The first response whenever I ask that question is always, "well, if it works for music, it'll work for film." And maybe in some permutation, it will. But film and music are different species, and the consumer's relationship to them is radically different. You buy an album because you want to listen to it over and over again, or at least want the option to be able to do so. You listen to it while you drive to work, sitting in your cubicle, while you do dishes, while you jog in circles around the park. You can focus on it, but it can also become a secondary activity. It's flexible, and it can fill in the empty spaces in your life. Film isn't like that. Film requires attention; it's the thing you're doing, not something to do while you do something else. And apart from seven-year-olds, few people watch a film repeatedly -- even the films I've seen most often I've seen maybe half a dozen times. The vast majority of the time, you watch a film, and then you're done with it. That's the end of your relationship.

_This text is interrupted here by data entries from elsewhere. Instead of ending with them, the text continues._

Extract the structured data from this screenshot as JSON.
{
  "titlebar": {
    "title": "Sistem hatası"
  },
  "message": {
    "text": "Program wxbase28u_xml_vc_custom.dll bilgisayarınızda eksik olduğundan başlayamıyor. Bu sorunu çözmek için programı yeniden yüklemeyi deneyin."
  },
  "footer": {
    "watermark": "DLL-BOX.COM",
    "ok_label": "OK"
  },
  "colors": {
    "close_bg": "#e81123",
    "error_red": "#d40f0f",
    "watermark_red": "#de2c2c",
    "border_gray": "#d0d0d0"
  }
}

So what's the motivation to buy a film? Obviously people do, but what convinces them to do so? Of all the films you've seen outside a cinema, how many of them did you purchase, either before or after? I bet it's a pretty small percentage; I bet the vast majority of those films were rented. And there's nothing wrong with that -- except that now where does the artist fit in to the economic model? In the standard version -- the film equivalent to the music recording industry -- the filmmaker gets a cut from the distributor, who collects a fee for every copy of a film sold to a rental company, who is then free to make as much as they can off that copy. It works fine for the majors, just like selling CDs at Wal-Mart works fine for Justin Timberlake. Smaller music artists can increasingly bypass the entire structure and sell directly to a consumer, who is hopefully happy to pay. But what's the small filmmaker's equivalent bypass?

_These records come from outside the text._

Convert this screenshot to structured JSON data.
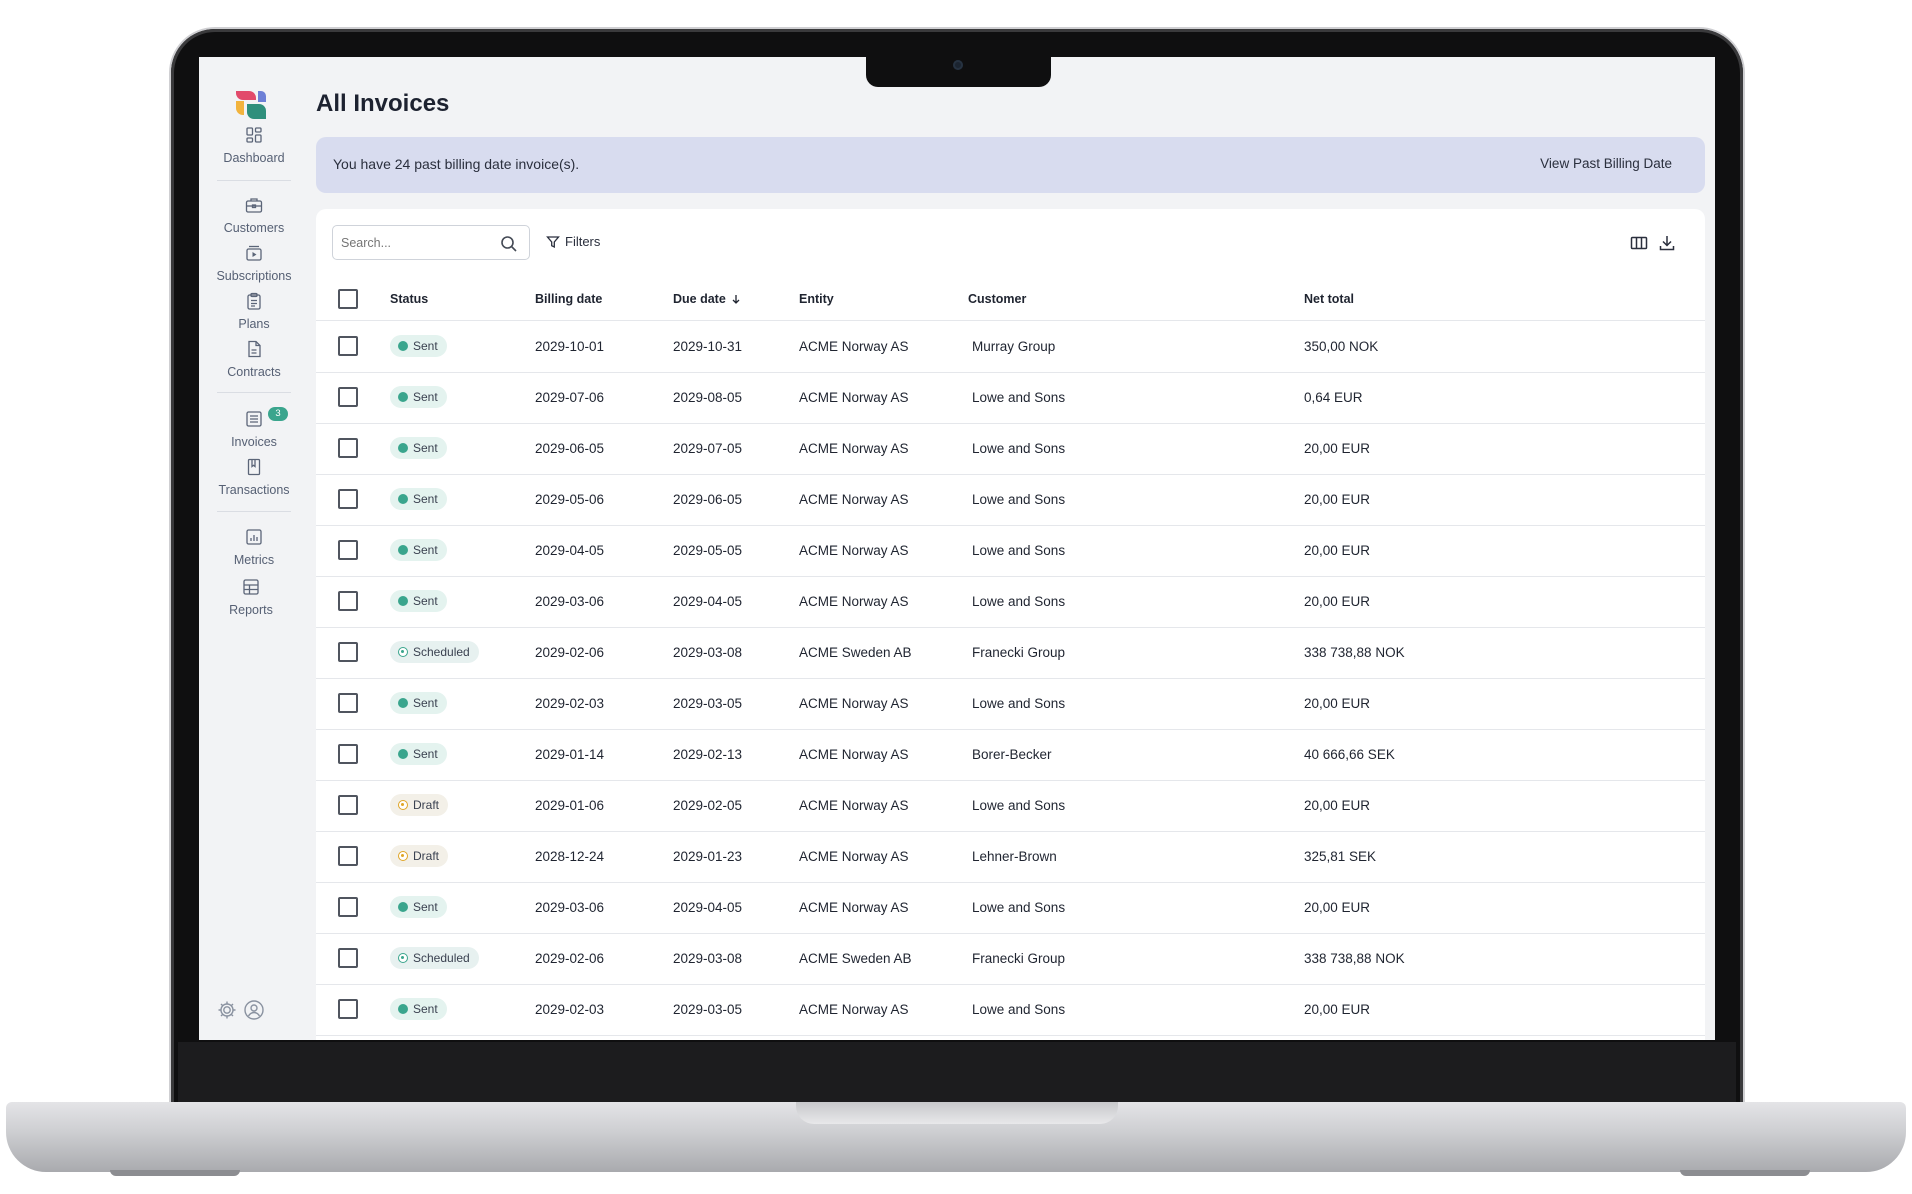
{
  "page": {
    "title": "All Invoices"
  },
  "banner": {
    "message": "You have 24 past billing date invoice(s).",
    "link_label": "View Past Billing Date"
  },
  "sidebar": {
    "items": [
      {
        "label": "Dashboard",
        "icon": "dashboard-icon"
      },
      {
        "label": "Customers",
        "icon": "briefcase-icon"
      },
      {
        "label": "Subscriptions",
        "icon": "subscriptions-icon"
      },
      {
        "label": "Plans",
        "icon": "clipboard-icon"
      },
      {
        "label": "Contracts",
        "icon": "document-icon"
      },
      {
        "label": "Invoices",
        "icon": "invoice-list-icon",
        "badge": "3"
      },
      {
        "label": "Transactions",
        "icon": "book-icon"
      },
      {
        "label": "Metrics",
        "icon": "chart-icon"
      },
      {
        "label": "Reports",
        "icon": "table-icon"
      }
    ]
  },
  "toolbar": {
    "search_placeholder": "Search...",
    "filters_label": "Filters"
  },
  "table": {
    "columns": {
      "status": "Status",
      "billing_date": "Billing date",
      "due_date": "Due date",
      "entity": "Entity",
      "customer": "Customer",
      "net_total": "Net total"
    },
    "rows": [
      {
        "status": "Sent",
        "kind": "sent",
        "billing_date": "2029-10-01",
        "due_date": "2029-10-31",
        "entity": "ACME Norway AS",
        "customer": "Murray Group",
        "net_total": "350,00 NOK"
      },
      {
        "status": "Sent",
        "kind": "sent",
        "billing_date": "2029-07-06",
        "due_date": "2029-08-05",
        "entity": "ACME Norway AS",
        "customer": "Lowe and Sons",
        "net_total": "0,64 EUR"
      },
      {
        "status": "Sent",
        "kind": "sent",
        "billing_date": "2029-06-05",
        "due_date": "2029-07-05",
        "entity": "ACME Norway AS",
        "customer": "Lowe and Sons",
        "net_total": "20,00 EUR"
      },
      {
        "status": "Sent",
        "kind": "sent",
        "billing_date": "2029-05-06",
        "due_date": "2029-06-05",
        "entity": "ACME Norway AS",
        "customer": "Lowe and Sons",
        "net_total": "20,00 EUR"
      },
      {
        "status": "Sent",
        "kind": "sent",
        "billing_date": "2029-04-05",
        "due_date": "2029-05-05",
        "entity": "ACME Norway AS",
        "customer": "Lowe and Sons",
        "net_total": "20,00 EUR"
      },
      {
        "status": "Sent",
        "kind": "sent",
        "billing_date": "2029-03-06",
        "due_date": "2029-04-05",
        "entity": "ACME Norway AS",
        "customer": "Lowe and Sons",
        "net_total": "20,00 EUR"
      },
      {
        "status": "Scheduled",
        "kind": "scheduled",
        "billing_date": "2029-02-06",
        "due_date": "2029-03-08",
        "entity": "ACME Sweden AB",
        "customer": "Franecki Group",
        "net_total": "338 738,88 NOK"
      },
      {
        "status": "Sent",
        "kind": "sent",
        "billing_date": "2029-02-03",
        "due_date": "2029-03-05",
        "entity": "ACME Norway AS",
        "customer": "Lowe and Sons",
        "net_total": "20,00 EUR"
      },
      {
        "status": "Sent",
        "kind": "sent",
        "billing_date": "2029-01-14",
        "due_date": "2029-02-13",
        "entity": "ACME Norway AS",
        "customer": "Borer-Becker",
        "net_total": "40 666,66 SEK"
      },
      {
        "status": "Draft",
        "kind": "draft",
        "billing_date": "2029-01-06",
        "due_date": "2029-02-05",
        "entity": "ACME Norway AS",
        "customer": "Lowe and Sons",
        "net_total": "20,00 EUR"
      },
      {
        "status": "Draft",
        "kind": "draft",
        "billing_date": "2028-12-24",
        "due_date": "2029-01-23",
        "entity": "ACME Norway AS",
        "customer": "Lehner-Brown",
        "net_total": "325,81 SEK"
      },
      {
        "status": "Sent",
        "kind": "sent",
        "billing_date": "2029-03-06",
        "due_date": "2029-04-05",
        "entity": "ACME Norway AS",
        "customer": "Lowe and Sons",
        "net_total": "20,00 EUR"
      },
      {
        "status": "Scheduled",
        "kind": "scheduled",
        "billing_date": "2029-02-06",
        "due_date": "2029-03-08",
        "entity": "ACME Sweden AB",
        "customer": "Franecki Group",
        "net_total": "338 738,88 NOK"
      },
      {
        "status": "Sent",
        "kind": "sent",
        "billing_date": "2029-02-03",
        "due_date": "2029-03-05",
        "entity": "ACME Norway AS",
        "customer": "Lowe and Sons",
        "net_total": "20,00 EUR"
      }
    ]
  },
  "colors": {
    "accent": "#3aa58d",
    "banner": "#d8dcef",
    "draft": "#e0a526"
  }
}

Who's willing to take a monetary chance on a film they've never seen by a filmmaker they've never heard of? But once they've already seen it, what's the motivation to pay for it? And if there's no motivation to pay for it, then how can the person who made that film ever hope to be compensated for their work?
You see the problem.
I believe that information's need for freedom applies to film as much as it does to music. When Michael Moore says he's not worried about Sicko being distributed free online, I think he's on the right side of the argument. And I don't think it's necessarily a bad thing for a lot of the money to be sucked out of the film industry -- there's no direct correlation, as we all well know, between the amount of money spent making a film and the quality of said film. If every little would-be Tarantino realized that he was never going to become rich and famous as an independent auteur and dropped out, that would be just fine by me. But even so, filmmaking is an arduous, time-consuming pursuit, and even the most long-suffering film artiste needs a little audience support to keep going. Not to say that every filmmaker deserves to find an audience, just as not every band deserves a fanbase. But bands have options that filmmakers don't have. A band selling CDs after a show is smart; a filmmaker selling DVDs after a screening is just sad and pitiful. A band giving away a few tracks can hope for some results; a filmmaker giving away a few shorts is engaging in futility.
My interest in this question is mostly theoretical, in any case. I mean, shit, I'm into documentary -- I gave up any hope of ever making money from my films a long time ago. Maybe that's for the best: I do it for the love, not the money. I do it because not doing it is unthinkable, whether anybody ever sees my stuff or not. I do it because I think I might have something to contribute to the form, even if it doesn't contribute much to my wellbeing. I do it because I'm an idealist, or a sucker. Both, probably. And I think any artform driven primarily by compulsion rather than profit is probably in the best possible hands -- leave it to the bastards who don't mind going broke in the name of their art. Then we'll finally start seeing some films worth paying for.
Update: DaveX put a few responding thoughts up at his blog. The question is, do I respond to him here, or over there? |